HASTINGS, Minn. – Kyle Hinton knows what it's like to grow up in a military family.
Hinton's parents, Curt Hinton and Shonda Hightower-Hinton, served 20 years and five years in the U.S. Army, respectively.
The Vikings guard recalls the challenges of his father being away from home during four separate deployments and the way athletics – specifically, football – helped him navigate those times. It's why Hinton jumped at the chance to join teammate Harrison Phillips in spending time with military kids and their guardians through United Heroes League last week.
"Pretty much all I've known is football and the military, so I know the importance of supporting the military family as well as the active service member," Hinton said. "It was very important for me to get out here and support the kids. I was in their shoes, as well. I know those events were pretty important to me. I'm glad to be here."
United Heroes League over the past 10 years has given $25 million to more than 100,000 military family members. Its mission is to keep military kids active and healthy through sports while their parents serve our country.
Hinton recalled the positive impact of the United Service Organizations made on him as a youngster; those memories have motivated him to be involved with an organization like United Heroes League.
"I just remember the USO having great events for all the families going through tough times," Hinton said. "And sports played a huge part of it. Just having other kids, being together, going through the same things and having that team aspect of playing football and coming together, it just really helped me out."
The Vikings have partnered with UHL over the years to support and advocate for military families, particularly around the NFL's Salute to Service initiative.
UHL Board Member Mark Kocer welcomed Hinton, Phillips and the families and told them about an upcoming project.
"We are super excited to announce that we're going to have the first completely nationwide sports facility dedicated specifically for military families," he said. "It will include a football field, a soccer field, an outdoor ice rink, as well as an indoor facility. We're going to make a huge difference, and we're going to be able to show that with our community here.
"Many of the people here with us are former veterans like myself, and we are just tickled and pleased to be able to give back," Kocer added. "I really want to thank the Minnesota Vikings for partnering with us. Everything that you guys do, everything you have done to support military veterans and the veteran community is just super impactful."
Kocer, UHL Vice President of Operations Edwin Adricula, UHL Vice President of Special Projects Joey Hudella and other UHL staff members gave a tour of the headquarters to the day's special guests.
Included on the tour was an in-progress memorial that contains 40,000 tiles of names and ranks of service members, the years they served and also the accomplishments and declarations they received.
"This is something that we would like to share with the community so that we can commemorate all these heroes who have served our country," Adricula said.
Phillips was especially touched by the memorial.
The defensive tackle explained that both of his grandfathers served, as did both grandfathers of his fiancée, Shae.
"Salute to Service is one of my favorite things that the NFL does.

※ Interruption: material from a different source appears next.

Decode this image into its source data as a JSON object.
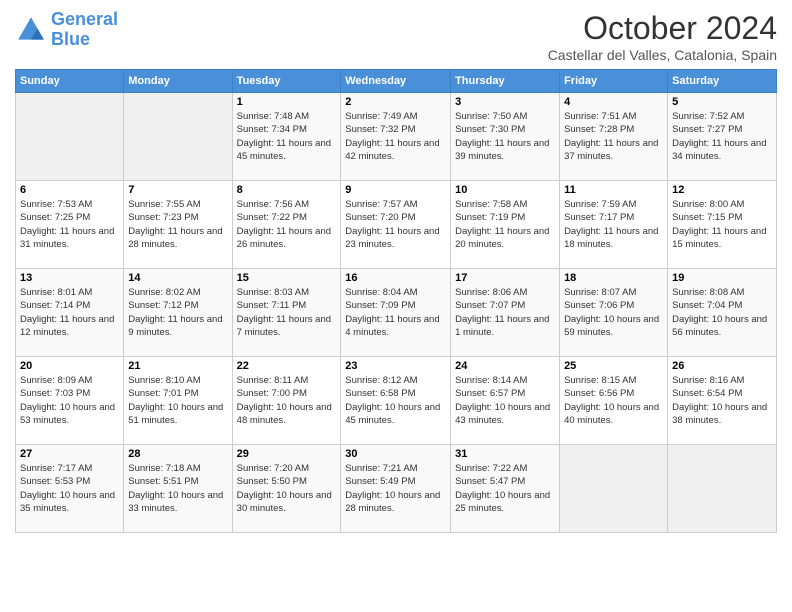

Through my foundation, Harrison's Playmakers, we also try to find ways to give back to our local veterans," Phillips said.
"To see the Vikings logo over there on the memorial [as a sponsor] is really cool," he added. "It's been a privilege to be part of this organization and see what the [Wilf Family Ownership Group does] – how big it is to give back. … It honestly encourages me to give back more than I already do."
While the Vikings teammates were advised against trying any obstacles mid-season, some of the youth in the group excitedly took on the challenge.
Minnesota Army National Guard SFC Ashley Olson smiled as she watched her three sons – ages 12, 7 and 5 – attempt some of the stops on the course.
"It's nice to have an organization such as this to support us and to provide opportunities for our children," said Olson, who has served for 20 years. "I'm just amazed at how the community comes together to support the organization and the outreach to the military community – and especially the children.
"It means a lot to have Kyle and Harrison here," Olson added. "I didn't have an opportunity like that when I was younger, so I'm kind of living vicariously through my boys now that they get to experience something like this – especially because we are huge Vikings fans."
As the event wrapped up, Hinton offered a message to families experiencing the same things he did as a child.
"Just keep going. You guys are serving, as well," Hinton said. "I know it seems like maybe you're overlooked, but there are a lot of people supporting you and a lot of people who have your backs."
Vikings & Delta team up for community blood drive
In addition to last week's visit to United Heroes League, the Vikings also partnered with Delta to host a community blood drive at the Minnesota Vikings Museum.
The event welcomed 75 donors, including 32 first-time donors.
Among those who donated were community members, Vikings employees and Hall of Fame guard Randall McDaniel, who proudly rolled up his sleeve to make a difference. Vikings Legend Chuck Foreman also spent time at drive, welcoming donors and thanking them for their participation.
The blood drive, presented by Delta, ultimately collected 61 whole blood and 18 power red units.
View photos from the Vikings and Delta Airlines community blood drive held at the Minnesota Vikings Museum.